Supplied data –
>>>>

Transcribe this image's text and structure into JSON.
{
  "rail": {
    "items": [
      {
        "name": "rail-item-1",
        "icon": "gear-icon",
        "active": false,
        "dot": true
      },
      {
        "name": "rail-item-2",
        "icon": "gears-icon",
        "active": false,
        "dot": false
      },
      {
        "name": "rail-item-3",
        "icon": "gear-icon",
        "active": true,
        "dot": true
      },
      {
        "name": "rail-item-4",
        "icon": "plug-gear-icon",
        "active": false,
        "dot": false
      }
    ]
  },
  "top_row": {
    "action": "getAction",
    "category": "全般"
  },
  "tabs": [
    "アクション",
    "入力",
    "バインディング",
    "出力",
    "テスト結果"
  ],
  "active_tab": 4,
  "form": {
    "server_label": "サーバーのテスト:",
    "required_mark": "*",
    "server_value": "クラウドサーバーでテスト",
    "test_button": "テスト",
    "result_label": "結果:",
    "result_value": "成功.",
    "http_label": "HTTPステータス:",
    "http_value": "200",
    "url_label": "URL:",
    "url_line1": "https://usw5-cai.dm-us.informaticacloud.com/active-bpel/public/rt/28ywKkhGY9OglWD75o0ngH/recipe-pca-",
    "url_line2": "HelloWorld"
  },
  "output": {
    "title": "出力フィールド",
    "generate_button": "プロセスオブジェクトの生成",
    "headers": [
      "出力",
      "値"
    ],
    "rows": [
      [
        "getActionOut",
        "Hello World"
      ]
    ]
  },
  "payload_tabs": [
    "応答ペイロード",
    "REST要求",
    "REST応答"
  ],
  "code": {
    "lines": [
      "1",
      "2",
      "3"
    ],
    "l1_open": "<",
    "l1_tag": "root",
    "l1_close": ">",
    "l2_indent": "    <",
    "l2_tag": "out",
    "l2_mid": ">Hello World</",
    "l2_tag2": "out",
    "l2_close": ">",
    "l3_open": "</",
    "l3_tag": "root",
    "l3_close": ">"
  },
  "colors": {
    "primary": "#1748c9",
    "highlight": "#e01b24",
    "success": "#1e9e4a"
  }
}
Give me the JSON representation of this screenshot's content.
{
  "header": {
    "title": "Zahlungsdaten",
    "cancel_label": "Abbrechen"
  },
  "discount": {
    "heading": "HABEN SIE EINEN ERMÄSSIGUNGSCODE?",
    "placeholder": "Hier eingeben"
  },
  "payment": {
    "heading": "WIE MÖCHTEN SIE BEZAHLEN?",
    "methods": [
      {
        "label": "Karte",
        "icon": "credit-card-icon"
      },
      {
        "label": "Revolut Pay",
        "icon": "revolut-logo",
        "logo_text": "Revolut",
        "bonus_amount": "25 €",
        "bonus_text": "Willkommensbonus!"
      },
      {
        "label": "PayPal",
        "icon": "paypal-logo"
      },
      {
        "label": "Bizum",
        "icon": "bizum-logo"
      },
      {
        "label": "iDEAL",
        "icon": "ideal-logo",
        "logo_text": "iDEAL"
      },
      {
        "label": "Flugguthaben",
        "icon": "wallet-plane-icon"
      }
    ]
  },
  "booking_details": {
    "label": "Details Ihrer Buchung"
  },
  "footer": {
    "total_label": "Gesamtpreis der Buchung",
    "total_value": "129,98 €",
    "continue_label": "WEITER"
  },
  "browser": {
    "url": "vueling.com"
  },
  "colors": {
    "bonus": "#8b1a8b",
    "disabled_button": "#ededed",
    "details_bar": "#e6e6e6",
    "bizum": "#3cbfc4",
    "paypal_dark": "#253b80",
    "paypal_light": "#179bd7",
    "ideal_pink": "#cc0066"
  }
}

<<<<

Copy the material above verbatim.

Transcribe this image's text and structure into JSON.
{
  "rail": {
    "items": [
      {
        "name": "rail-item-1",
        "icon": "gear-icon",
        "active": false,
        "dot": true
      },
      {
        "name": "rail-item-2",
        "icon": "gears-icon",
        "active": false,
        "dot": false
      },
      {
        "name": "rail-item-3",
        "icon": "gear-icon",
        "active": true,
        "dot": true
      },
      {
        "name": "rail-item-4",
        "icon": "plug-gear-icon",
        "active": false,
        "dot": false
      }
    ]
  },
  "top_row": {
    "action": "getAction",
    "category": "全般"
  },
  "tabs": [
    "アクション",
    "入力",
    "バインディング",
    "出力",
    "テスト結果"
  ],
  "active_tab": 4,
  "form": {
    "server_label": "サーバーのテスト:",
    "required_mark": "*",
    "server_value": "クラウドサーバーでテスト",
    "test_button": "テスト",
    "result_label": "結果:",
    "result_value": "成功.",
    "http_label": "HTTPステータス:",
    "http_value": "200",
    "url_label": "URL:",
    "url_line1": "https://usw5-cai.dm-us.informaticacloud.com/active-bpel/public/rt/28ywKkhGY9OglWD75o0ngH/recipe-pca-",
    "url_line2": "HelloWorld"
  },
  "output": {
    "title": "出力フィールド",
    "generate_button": "プロセスオブジェクトの生成",
    "headers": [
      "出力",
      "値"
    ],
    "rows": [
      [
        "getActionOut",
        "Hello World"
      ]
    ]
  },
  "payload_tabs": [
    "応答ペイロード",
    "REST要求",
    "REST応答"
  ],
  "code": {
    "lines": [
      "1",
      "2",
      "3"
    ],
    "l1_open": "<",
    "l1_tag": "root",
    "l1_close": ">",
    "l2_indent": "    <",
    "l2_tag": "out",
    "l2_mid": ">Hello World</",
    "l2_tag2": "out",
    "l2_close": ">",
    "l3_open": "</",
    "l3_tag": "root",
    "l3_close": ">"
  },
  "colors": {
    "primary": "#1748c9",
    "highlight": "#e01b24",
    "success": "#1e9e4a"
  }
}
Give me the JSON representation of this screenshot's content.
{
  "header": {
    "title": "Zahlungsdaten",
    "cancel_label": "Abbrechen"
  },
  "discount": {
    "heading": "HABEN SIE EINEN ERMÄSSIGUNGSCODE?",
    "placeholder": "Hier eingeben"
  },
  "payment": {
    "heading": "WIE MÖCHTEN SIE BEZAHLEN?",
    "methods": [
      {
        "label": "Karte",
        "icon": "credit-card-icon"
      },
      {
        "label": "Revolut Pay",
        "icon": "revolut-logo",
        "logo_text": "Revolut",
        "bonus_amount": "25 €",
        "bonus_text": "Willkommensbonus!"
      },
      {
        "label": "PayPal",
        "icon": "paypal-logo"
      },
      {
        "label": "Bizum",
        "icon": "bizum-logo"
      },
      {
        "label": "iDEAL",
        "icon": "ideal-logo",
        "logo_text": "iDEAL"
      },
      {
        "label": "Flugguthaben",
        "icon": "wallet-plane-icon"
      }
    ]
  },
  "booking_details": {
    "label": "Details Ihrer Buchung"
  },
  "footer": {
    "total_label": "Gesamtpreis der Buchung",
    "total_value": "129,98 €",
    "continue_label": "WEITER"
  },
  "browser": {
    "url": "vueling.com"
  },
  "colors": {
    "bonus": "#8b1a8b",
    "disabled_button": "#ededed",
    "details_bar": "#e6e6e6",
    "bizum": "#3cbfc4",
    "paypal_dark": "#253b80",
    "paypal_light": "#179bd7",
    "ideal_pink": "#cc0066"
  }
}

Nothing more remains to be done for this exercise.